* Task item:
Line by line, print the records exactly.

* Dataset rows for apps and sites:
┌──

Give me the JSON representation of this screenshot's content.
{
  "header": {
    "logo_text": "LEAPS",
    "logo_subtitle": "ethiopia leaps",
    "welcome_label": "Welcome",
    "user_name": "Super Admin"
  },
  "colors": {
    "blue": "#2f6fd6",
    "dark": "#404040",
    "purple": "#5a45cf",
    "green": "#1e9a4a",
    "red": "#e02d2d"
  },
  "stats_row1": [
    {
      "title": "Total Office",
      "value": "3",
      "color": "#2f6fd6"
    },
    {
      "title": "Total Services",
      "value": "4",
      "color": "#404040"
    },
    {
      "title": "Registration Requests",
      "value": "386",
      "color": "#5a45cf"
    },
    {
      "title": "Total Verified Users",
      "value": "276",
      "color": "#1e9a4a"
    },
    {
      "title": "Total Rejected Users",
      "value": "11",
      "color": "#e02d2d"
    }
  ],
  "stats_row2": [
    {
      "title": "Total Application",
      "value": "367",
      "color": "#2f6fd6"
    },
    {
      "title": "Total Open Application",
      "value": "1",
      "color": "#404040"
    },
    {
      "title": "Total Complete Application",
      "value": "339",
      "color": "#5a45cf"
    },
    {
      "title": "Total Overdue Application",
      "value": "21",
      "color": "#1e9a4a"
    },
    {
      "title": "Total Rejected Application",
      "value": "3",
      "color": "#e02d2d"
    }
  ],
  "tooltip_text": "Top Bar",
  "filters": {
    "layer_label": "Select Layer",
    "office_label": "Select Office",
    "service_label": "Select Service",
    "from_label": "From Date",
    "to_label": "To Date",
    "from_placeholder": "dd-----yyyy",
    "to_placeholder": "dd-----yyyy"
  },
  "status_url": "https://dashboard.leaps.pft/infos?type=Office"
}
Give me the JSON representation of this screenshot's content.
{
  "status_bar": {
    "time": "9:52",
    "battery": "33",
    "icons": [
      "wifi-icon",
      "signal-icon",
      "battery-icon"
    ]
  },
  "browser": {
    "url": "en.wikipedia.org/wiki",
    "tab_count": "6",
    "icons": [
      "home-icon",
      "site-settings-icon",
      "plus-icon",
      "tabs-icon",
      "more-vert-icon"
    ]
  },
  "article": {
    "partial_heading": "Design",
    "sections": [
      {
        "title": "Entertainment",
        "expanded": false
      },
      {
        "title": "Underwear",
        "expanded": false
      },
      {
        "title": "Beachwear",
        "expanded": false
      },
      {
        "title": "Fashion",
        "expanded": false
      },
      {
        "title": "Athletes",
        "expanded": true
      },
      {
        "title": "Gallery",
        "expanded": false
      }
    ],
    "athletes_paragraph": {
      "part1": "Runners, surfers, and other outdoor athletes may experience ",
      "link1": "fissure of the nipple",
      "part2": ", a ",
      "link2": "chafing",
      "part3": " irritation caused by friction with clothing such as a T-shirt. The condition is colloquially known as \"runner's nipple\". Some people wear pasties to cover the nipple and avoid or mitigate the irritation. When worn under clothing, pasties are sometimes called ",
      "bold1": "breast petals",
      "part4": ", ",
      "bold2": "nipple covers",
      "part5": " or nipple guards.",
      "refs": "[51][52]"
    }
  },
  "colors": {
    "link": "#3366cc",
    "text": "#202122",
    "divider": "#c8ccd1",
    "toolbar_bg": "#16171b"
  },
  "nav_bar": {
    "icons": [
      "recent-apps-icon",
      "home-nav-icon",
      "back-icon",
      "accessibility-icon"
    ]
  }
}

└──

* Solved exercise:
Give me the JSON representation of this screenshot's content.
{
  "header": {
    "logo_text": "LEAPS",
    "logo_subtitle": "ethiopia leaps",
    "welcome_label": "Welcome",
    "user_name": "Super Admin"
  },
  "colors": {
    "blue": "#2f6fd6",
    "dark": "#404040",
    "purple": "#5a45cf",
    "green": "#1e9a4a",
    "red": "#e02d2d"
  },
  "stats_row1": [
    {
      "title": "Total Office",
      "value": "3",
      "color": "#2f6fd6"
    },
    {
      "title": "Total Services",
      "value": "4",
      "color": "#404040"
    },
    {
      "title": "Registration Requests",
      "value": "386",
      "color": "#5a45cf"
    },
    {
      "title": "Total Verified Users",
      "value": "276",
      "color": "#1e9a4a"
    },
    {
      "title": "Total Rejected Users",
      "value": "11",
      "color": "#e02d2d"
    }
  ],
  "stats_row2": [
    {
      "title": "Total Application",
      "value": "367",
      "color": "#2f6fd6"
    },
    {
      "title": "Total Open Application",
      "value": "1",
      "color": "#404040"
    },
    {
      "title": "Total Complete Application",
      "value": "339",
      "color": "#5a45cf"
    },
    {
      "title": "Total Overdue Application",
      "value": "21",
      "color": "#1e9a4a"
    },
    {
      "title": "Total Rejected Application",
      "value": "3",
      "color": "#e02d2d"
    }
  ],
  "tooltip_text": "Top Bar",
  "filters": {
    "layer_label": "Select Layer",
    "office_label": "Select Office",
    "service_label": "Select Service",
    "from_label": "From Date",
    "to_label": "To Date",
    "from_placeholder": "dd-----yyyy",
    "to_placeholder": "dd-----yyyy"
  },
  "status_url": "https://dashboard.leaps.pft/infos?type=Office"
}
Give me the JSON representation of this screenshot's content.
{
  "status_bar": {
    "time": "9:52",
    "battery": "33",
    "icons": [
      "wifi-icon",
      "signal-icon",
      "battery-icon"
    ]
  },
  "browser": {
    "url": "en.wikipedia.org/wiki",
    "tab_count": "6",
    "icons": [
      "home-icon",
      "site-settings-icon",
      "plus-icon",
      "tabs-icon",
      "more-vert-icon"
    ]
  },
  "article": {
    "partial_heading": "Design",
    "sections": [
      {
        "title": "Entertainment",
        "expanded": false
      },
      {
        "title": "Underwear",
        "expanded": false
      },
      {
        "title": "Beachwear",
        "expanded": false
      },
      {
        "title": "Fashion",
        "expanded": false
      },
      {
        "title": "Athletes",
        "expanded": true
      },
      {
        "title": "Gallery",
        "expanded": false
      }
    ],
    "athletes_paragraph": {
      "part1": "Runners, surfers, and other outdoor athletes may experience ",
      "link1": "fissure of the nipple",
      "part2": ", a ",
      "link2": "chafing",
      "part3": " irritation caused by friction with clothing such as a T-shirt. The condition is colloquially known as \"runner's nipple\". Some people wear pasties to cover the nipple and avoid or mitigate the irritation. When worn under clothing, pasties are sometimes called ",
      "bold1": "breast petals",
      "part4": ", ",
      "bold2": "nipple covers",
      "part5": " or nipple guards.",
      "refs": "[51][52]"
    }
  },
  "colors": {
    "link": "#3366cc",
    "text": "#202122",
    "divider": "#c8ccd1",
    "toolbar_bg": "#16171b"
  },
  "nav_bar": {
    "icons": [
      "recent-apps-icon",
      "home-nav-icon",
      "back-icon",
      "accessibility-icon"
    ]
  }
}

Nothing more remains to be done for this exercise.